Exercise details: For the word "FRONT", search the records and show each line in which it occurs.

Excerpted data:
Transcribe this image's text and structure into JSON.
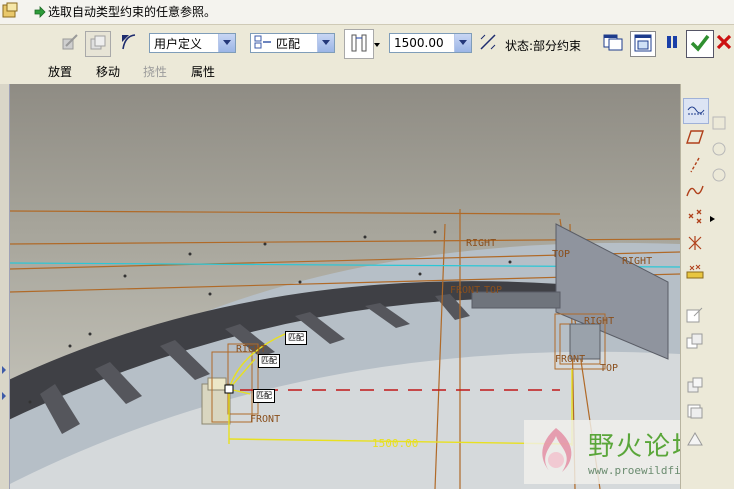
{
  "dashboard": {
    "prompt": "选取自动类型约束的任意参照。",
    "placement_combo": {
      "selected": "用户定义"
    },
    "constraint_combo": {
      "selected": "匹配"
    },
    "offset_combo": {
      "selected": "1500.00"
    },
    "status": "状态:部分约束",
    "tabs": [
      {
        "label": "放置",
        "enabled": true
      },
      {
        "label": "移动",
        "enabled": true
      },
      {
        "label": "挠性",
        "enabled": false
      },
      {
        "label": "属性",
        "enabled": true
      }
    ],
    "colors": {
      "accept": "#2f8f2f",
      "cancel": "#cc1111",
      "pause": "#1a3fa8"
    }
  },
  "viewport": {
    "datum_labels": {
      "right_1": "RIGHT",
      "right_2": "RIGHT",
      "right_3": "RIGHT",
      "right_4": "RIGHT",
      "top_1": "TOP",
      "top_2": "TOP",
      "top_3": "TOP",
      "front_1": "FRONT",
      "front_2": "FRONT",
      "front_3": "FRONT"
    },
    "tags": {
      "match_1": "匹配",
      "match_2": "匹配",
      "match_3": "匹配"
    },
    "dimension": "1500.00"
  },
  "watermark": {
    "title": "野火论坛",
    "url": "www.proewildfire.cn"
  }
}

Response to the exercise:
      "front_1": "FRONT",
      "front_2": "FRONT",
      "front_3": "FRONT"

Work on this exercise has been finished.